Exercise directions
Please return each line of the listing below exactly as written.

-------------------------

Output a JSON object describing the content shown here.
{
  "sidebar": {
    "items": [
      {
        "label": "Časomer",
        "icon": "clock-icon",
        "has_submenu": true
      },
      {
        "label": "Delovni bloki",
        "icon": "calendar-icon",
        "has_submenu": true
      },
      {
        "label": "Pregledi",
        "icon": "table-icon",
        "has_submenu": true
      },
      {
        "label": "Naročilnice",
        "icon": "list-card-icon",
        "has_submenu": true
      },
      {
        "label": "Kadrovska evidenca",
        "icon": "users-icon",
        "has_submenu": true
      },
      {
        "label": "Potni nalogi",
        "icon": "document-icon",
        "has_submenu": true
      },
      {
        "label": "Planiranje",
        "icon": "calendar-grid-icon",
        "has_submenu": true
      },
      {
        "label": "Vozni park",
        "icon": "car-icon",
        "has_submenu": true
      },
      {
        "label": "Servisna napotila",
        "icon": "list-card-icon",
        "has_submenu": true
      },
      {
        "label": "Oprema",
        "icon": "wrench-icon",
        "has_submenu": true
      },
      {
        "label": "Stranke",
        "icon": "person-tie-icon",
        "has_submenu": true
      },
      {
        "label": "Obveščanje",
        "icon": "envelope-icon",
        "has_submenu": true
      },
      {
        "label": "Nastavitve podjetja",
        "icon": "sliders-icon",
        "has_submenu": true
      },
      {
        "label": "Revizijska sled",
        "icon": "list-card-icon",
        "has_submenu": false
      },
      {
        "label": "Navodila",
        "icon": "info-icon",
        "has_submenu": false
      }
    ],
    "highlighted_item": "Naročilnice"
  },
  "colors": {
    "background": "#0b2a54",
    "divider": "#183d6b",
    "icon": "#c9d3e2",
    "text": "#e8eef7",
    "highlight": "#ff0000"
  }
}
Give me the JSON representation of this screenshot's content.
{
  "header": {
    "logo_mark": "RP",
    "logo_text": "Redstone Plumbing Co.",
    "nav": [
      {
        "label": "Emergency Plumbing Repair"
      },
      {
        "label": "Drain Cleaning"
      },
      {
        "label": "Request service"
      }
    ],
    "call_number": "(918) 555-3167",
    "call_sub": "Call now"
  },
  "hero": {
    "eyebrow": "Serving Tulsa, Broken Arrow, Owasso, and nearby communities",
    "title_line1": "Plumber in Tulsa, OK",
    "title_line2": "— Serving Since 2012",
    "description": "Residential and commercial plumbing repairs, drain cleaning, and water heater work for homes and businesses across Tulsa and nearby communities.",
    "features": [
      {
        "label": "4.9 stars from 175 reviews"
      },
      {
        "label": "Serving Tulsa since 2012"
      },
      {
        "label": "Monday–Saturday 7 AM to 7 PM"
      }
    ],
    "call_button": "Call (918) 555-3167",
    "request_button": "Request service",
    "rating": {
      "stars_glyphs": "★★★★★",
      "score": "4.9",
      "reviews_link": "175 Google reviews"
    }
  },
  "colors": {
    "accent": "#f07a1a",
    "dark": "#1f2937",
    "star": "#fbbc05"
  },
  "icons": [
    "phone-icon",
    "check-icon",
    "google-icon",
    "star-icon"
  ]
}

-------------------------

Solution to the exercise
Output a JSON object describing the content shown here.
{
  "sidebar": {
    "items": [
      {
        "label": "Časomer",
        "icon": "clock-icon",
        "has_submenu": true
      },
      {
        "label": "Delovni bloki",
        "icon": "calendar-icon",
        "has_submenu": true
      },
      {
        "label": "Pregledi",
        "icon": "table-icon",
        "has_submenu": true
      },
      {
        "label": "Naročilnice",
        "icon": "list-card-icon",
        "has_submenu": true
      },
      {
        "label": "Kadrovska evidenca",
        "icon": "users-icon",
        "has_submenu": true
      },
      {
        "label": "Potni nalogi",
        "icon": "document-icon",
        "has_submenu": true
      },
      {
        "label": "Planiranje",
        "icon": "calendar-grid-icon",
        "has_submenu": true
      },
      {
        "label": "Vozni park",
        "icon": "car-icon",
        "has_submenu": true
      },
      {
        "label": "Servisna napotila",
        "icon": "list-card-icon",
        "has_submenu": true
      },
      {
        "label": "Oprema",
        "icon": "wrench-icon",
        "has_submenu": true
      },
      {
        "label": "Stranke",
        "icon": "person-tie-icon",
        "has_submenu": true
      },
      {
        "label": "Obveščanje",
        "icon": "envelope-icon",
        "has_submenu": true
      },
      {
        "label": "Nastavitve podjetja",
        "icon": "sliders-icon",
        "has_submenu": true
      },
      {
        "label": "Revizijska sled",
        "icon": "list-card-icon",
        "has_submenu": false
      },
      {
        "label": "Navodila",
        "icon": "info-icon",
        "has_submenu": false
      }
    ],
    "highlighted_item": "Naročilnice"
  },
  "colors": {
    "background": "#0b2a54",
    "divider": "#183d6b",
    "icon": "#c9d3e2",
    "text": "#e8eef7",
    "highlight": "#ff0000"
  }
}
Give me the JSON representation of this screenshot's content.
{
  "header": {
    "logo_mark": "RP",
    "logo_text": "Redstone Plumbing Co.",
    "nav": [
      {
        "label": "Emergency Plumbing Repair"
      },
      {
        "label": "Drain Cleaning"
      },
      {
        "label": "Request service"
      }
    ],
    "call_number": "(918) 555-3167",
    "call_sub": "Call now"
  },
  "hero": {
    "eyebrow": "Serving Tulsa, Broken Arrow, Owasso, and nearby communities",
    "title_line1": "Plumber in Tulsa, OK",
    "title_line2": "— Serving Since 2012",
    "description": "Residential and commercial plumbing repairs, drain cleaning, and water heater work for homes and businesses across Tulsa and nearby communities.",
    "features": [
      {
        "label": "4.9 stars from 175 reviews"
      },
      {
        "label": "Serving Tulsa since 2012"
      },
      {
        "label": "Monday–Saturday 7 AM to 7 PM"
      }
    ],
    "call_button": "Call (918) 555-3167",
    "request_button": "Request service",
    "rating": {
      "stars_glyphs": "★★★★★",
      "score": "4.9",
      "reviews_link": "175 Google reviews"
    }
  },
  "colors": {
    "accent": "#f07a1a",
    "dark": "#1f2937",
    "star": "#fbbc05"
  },
  "icons": [
    "phone-icon",
    "check-icon",
    "google-icon",
    "star-icon"
  ]
}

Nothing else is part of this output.